As I look ahead into the future of healthcare, I can’t help but draw comparisons to another huge industry undergoing a fundamental transformation — cars.
Since the first Model T hit the roads in 1908, cars have been a complex piece of static hardware. Want a car that goes fast? Buy a Porsche or a Ferrari. Want a car that seats 7, buy a minivan. Want a car that is economical? Buy a Prius. Every year a new model year comes out and if you wished your car was different, you would have to change the hardware. That’s not too different than our hospitals of today and the software that powers them.
Contrast that to the experience of a Tesla owners this year. Tesla owners, with a click of an “update” button, gained access to many new features including an “Auto Pilot!” mode. And with every upgrade, their cars get a little faster, safer and even taller. Same hardware, better car.
This is what I am excited for healthcare in 2017 and beyond. Same physical infrastructure, better care.
From Hospital 1.0 to Hospital 3.0
“Most people overestimate what they can do in one year and underestimate what they can do in ten years.” – Bill Gates
Hospital 1.0 is my working definition of the hospital before the EMR. It depended on paper records and people dedicated to pouring over paper records to find any possible nuggets of useful insights that might improve operations or patient and staff experiences.
That changed in 2009 when the U.S. government passed the Health Information Technology for Economic and Clinical Health Act (HITECH), allocating ~$35 billion to incentivize hospitals and healthcare providers to adopt electronic health records. And with a stroke of a pen from the President, words like EPIC, Cerner and “meaningful use” were never the same. As EMR adoption exponentially increased, we entered this new generation of hospitals: Hospital 2.0.
Although Hospital 2.0 migrated away from paper, for the large part both people and process didn’t experience meaningful change. We just migrated from the analog world to a digital one. For many providers who spend many hours of their day depositing data into the EMR and for the patients who spend hours staring at the wall while their doctor stares at a computer, their experience actually got worse. Again, not too different from our cars. We did have a wave of software run the car but buying that meant a constantly out of date navigation system and interface.
Welcome Hospital 3.0.
What does Hospital 3.0 look like? Technology has advanced to start using the millions of data points in the hospital to help the staff and patients. Through machine learning and artificial intelligence hospitals team members can now receive actionable insights from all of that data in the moment that matters most.
For example, earlier this year, the Chief Nursing Officer of El Camino Hospital, a 400 bed community hospital talked about how they had a major and urgent area of focus: preventing falls. Traditional falls prevention methodology was reactive in nature and most fall assessments lacked patient context in real time. Providers like El Camino use a combination of increasing bedside alerts and staffing to reduce falls, often an approach that yields minimal success.
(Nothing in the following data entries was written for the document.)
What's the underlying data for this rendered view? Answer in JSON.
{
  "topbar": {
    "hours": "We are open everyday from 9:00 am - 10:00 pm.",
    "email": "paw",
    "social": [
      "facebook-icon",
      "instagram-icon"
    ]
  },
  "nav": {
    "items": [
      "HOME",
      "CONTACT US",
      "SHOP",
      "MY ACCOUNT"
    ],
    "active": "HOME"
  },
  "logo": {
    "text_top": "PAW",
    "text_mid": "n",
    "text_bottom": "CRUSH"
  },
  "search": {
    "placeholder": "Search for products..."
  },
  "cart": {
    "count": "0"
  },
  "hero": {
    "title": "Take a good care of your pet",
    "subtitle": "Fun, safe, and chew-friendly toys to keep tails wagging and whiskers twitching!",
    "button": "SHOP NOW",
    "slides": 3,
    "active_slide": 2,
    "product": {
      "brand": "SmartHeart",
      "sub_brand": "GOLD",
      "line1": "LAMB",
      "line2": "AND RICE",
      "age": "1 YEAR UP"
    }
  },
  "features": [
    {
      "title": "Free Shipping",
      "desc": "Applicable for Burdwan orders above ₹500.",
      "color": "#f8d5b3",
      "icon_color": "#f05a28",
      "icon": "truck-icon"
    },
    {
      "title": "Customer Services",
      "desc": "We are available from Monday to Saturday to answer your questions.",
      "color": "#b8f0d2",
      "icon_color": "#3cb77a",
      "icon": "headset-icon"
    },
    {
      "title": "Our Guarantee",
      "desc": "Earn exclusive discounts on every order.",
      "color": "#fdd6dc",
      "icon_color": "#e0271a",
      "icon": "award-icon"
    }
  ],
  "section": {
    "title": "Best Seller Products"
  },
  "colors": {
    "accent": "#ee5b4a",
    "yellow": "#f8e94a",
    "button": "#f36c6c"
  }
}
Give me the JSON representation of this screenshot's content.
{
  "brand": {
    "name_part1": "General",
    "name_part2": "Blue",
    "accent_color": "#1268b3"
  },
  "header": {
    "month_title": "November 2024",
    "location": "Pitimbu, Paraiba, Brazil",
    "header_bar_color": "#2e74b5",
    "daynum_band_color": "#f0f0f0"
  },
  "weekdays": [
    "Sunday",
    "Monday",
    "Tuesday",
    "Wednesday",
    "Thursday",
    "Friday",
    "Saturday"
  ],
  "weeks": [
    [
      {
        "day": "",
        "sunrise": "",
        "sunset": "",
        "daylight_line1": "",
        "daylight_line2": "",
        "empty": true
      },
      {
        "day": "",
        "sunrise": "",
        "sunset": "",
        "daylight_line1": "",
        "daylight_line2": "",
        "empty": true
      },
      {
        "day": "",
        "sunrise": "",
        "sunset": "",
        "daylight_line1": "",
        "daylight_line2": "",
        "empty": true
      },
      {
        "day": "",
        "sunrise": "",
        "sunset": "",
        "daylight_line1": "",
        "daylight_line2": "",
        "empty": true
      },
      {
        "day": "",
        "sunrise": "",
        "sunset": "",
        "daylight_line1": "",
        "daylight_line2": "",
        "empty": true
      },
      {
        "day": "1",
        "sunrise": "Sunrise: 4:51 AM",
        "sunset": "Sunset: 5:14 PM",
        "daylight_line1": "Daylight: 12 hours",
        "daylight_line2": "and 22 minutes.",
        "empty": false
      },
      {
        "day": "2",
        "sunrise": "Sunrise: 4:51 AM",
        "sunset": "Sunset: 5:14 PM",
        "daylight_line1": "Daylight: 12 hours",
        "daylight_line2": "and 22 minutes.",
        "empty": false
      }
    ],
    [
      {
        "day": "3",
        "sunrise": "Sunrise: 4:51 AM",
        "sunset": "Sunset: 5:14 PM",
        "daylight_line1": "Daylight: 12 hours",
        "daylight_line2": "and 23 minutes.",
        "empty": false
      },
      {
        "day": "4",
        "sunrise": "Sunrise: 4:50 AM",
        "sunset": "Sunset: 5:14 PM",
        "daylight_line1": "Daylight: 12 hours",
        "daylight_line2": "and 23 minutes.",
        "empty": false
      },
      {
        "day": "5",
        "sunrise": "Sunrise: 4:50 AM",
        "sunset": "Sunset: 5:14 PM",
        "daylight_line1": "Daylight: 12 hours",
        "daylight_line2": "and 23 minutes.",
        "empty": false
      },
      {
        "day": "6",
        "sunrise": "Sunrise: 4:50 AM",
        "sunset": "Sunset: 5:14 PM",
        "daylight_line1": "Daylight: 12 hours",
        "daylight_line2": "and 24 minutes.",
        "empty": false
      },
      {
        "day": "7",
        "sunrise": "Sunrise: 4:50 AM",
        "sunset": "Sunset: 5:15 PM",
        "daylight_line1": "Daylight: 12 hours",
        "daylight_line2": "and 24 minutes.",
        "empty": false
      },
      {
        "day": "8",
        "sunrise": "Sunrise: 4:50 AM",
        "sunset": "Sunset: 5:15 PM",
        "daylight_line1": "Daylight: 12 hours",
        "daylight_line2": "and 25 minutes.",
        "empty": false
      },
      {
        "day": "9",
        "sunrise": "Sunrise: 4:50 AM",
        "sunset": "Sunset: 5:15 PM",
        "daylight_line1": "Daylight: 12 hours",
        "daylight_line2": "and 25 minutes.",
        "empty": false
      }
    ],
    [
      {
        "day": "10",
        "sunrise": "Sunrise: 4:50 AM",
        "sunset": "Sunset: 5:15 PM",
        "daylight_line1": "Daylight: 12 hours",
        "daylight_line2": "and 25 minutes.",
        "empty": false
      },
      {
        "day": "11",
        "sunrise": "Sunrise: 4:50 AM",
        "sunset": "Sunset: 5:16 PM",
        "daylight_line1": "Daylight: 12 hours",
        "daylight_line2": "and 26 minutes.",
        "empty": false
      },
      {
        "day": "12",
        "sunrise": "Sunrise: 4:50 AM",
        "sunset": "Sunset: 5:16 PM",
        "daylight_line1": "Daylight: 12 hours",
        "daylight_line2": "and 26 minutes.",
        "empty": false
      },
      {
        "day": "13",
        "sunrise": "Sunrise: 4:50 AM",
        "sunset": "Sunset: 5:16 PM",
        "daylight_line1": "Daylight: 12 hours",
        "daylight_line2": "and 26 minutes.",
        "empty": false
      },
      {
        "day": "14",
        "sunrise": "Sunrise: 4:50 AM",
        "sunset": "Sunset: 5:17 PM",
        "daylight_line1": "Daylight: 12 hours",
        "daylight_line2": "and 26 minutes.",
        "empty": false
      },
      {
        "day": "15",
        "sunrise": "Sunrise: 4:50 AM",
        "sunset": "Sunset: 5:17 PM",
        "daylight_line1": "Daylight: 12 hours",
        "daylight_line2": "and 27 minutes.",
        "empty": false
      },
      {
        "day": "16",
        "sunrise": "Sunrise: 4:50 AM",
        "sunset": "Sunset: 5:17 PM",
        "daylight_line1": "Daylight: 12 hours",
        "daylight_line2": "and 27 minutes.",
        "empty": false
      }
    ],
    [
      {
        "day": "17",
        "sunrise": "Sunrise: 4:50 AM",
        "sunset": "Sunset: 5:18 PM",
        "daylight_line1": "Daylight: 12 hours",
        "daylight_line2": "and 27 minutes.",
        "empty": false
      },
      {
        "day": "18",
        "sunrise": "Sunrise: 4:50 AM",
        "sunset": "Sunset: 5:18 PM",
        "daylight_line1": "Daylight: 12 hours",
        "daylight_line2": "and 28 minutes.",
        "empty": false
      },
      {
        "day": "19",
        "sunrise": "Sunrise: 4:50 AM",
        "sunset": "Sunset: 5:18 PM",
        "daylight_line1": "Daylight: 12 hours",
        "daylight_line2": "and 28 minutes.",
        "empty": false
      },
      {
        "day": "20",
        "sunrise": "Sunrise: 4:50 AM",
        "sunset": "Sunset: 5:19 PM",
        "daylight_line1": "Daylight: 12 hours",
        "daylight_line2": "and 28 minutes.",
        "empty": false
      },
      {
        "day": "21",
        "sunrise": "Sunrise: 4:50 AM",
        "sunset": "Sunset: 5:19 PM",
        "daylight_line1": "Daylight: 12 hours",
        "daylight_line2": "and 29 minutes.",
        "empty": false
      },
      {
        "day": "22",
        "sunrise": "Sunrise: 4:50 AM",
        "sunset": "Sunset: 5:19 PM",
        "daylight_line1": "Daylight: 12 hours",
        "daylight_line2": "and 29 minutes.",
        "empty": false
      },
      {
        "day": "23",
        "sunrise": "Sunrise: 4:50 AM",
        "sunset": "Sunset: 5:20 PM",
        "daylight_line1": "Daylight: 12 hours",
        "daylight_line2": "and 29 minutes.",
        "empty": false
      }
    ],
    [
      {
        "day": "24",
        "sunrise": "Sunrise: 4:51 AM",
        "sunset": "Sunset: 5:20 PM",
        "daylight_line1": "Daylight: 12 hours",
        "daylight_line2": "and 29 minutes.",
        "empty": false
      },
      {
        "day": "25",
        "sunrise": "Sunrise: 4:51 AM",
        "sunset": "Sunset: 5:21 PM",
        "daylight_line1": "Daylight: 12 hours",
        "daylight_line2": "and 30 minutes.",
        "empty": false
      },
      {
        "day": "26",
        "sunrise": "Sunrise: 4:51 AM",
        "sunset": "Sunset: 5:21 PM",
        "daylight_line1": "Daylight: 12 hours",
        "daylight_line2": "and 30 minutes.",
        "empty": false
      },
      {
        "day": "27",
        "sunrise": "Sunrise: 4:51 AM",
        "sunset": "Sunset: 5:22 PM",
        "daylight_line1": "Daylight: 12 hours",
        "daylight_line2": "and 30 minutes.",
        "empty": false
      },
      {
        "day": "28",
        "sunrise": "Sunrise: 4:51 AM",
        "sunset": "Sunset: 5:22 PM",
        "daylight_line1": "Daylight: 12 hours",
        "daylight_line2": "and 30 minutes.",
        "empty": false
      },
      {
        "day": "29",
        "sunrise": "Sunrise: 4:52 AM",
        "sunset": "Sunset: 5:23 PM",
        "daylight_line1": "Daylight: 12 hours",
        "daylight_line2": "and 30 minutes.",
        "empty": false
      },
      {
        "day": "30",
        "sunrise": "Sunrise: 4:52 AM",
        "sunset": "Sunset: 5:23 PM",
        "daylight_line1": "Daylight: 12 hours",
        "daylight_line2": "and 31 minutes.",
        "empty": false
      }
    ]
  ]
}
In a week we were able to push a new “decision recipe” that used machine learning to evaluate data inputs from multiple sources (for example, call button and bed movement data) in real time. Then it could nudge nurses with data about which patients were at risk for an imminent fall. The result: within 6 months of the inception of the fall prevention program, El Camino Hospital experienced a 39% reduction in falls within a six month period.
As with the Tesla example. The software was able to make substantial upgrades to the process without much change to the workflow or the physical infrastructure, which in turn provided a better experience for the people, both staff and patients.
The power of cloud computing, machine learning, artificial intelligence, and mobile allow us to take advantage of investments from Hospital 2.0 and make rapid, little changes to drastically improve the lives of both the patient and the provider. All while making the hospital work a whole lot better. Welcome to Hospital 3.0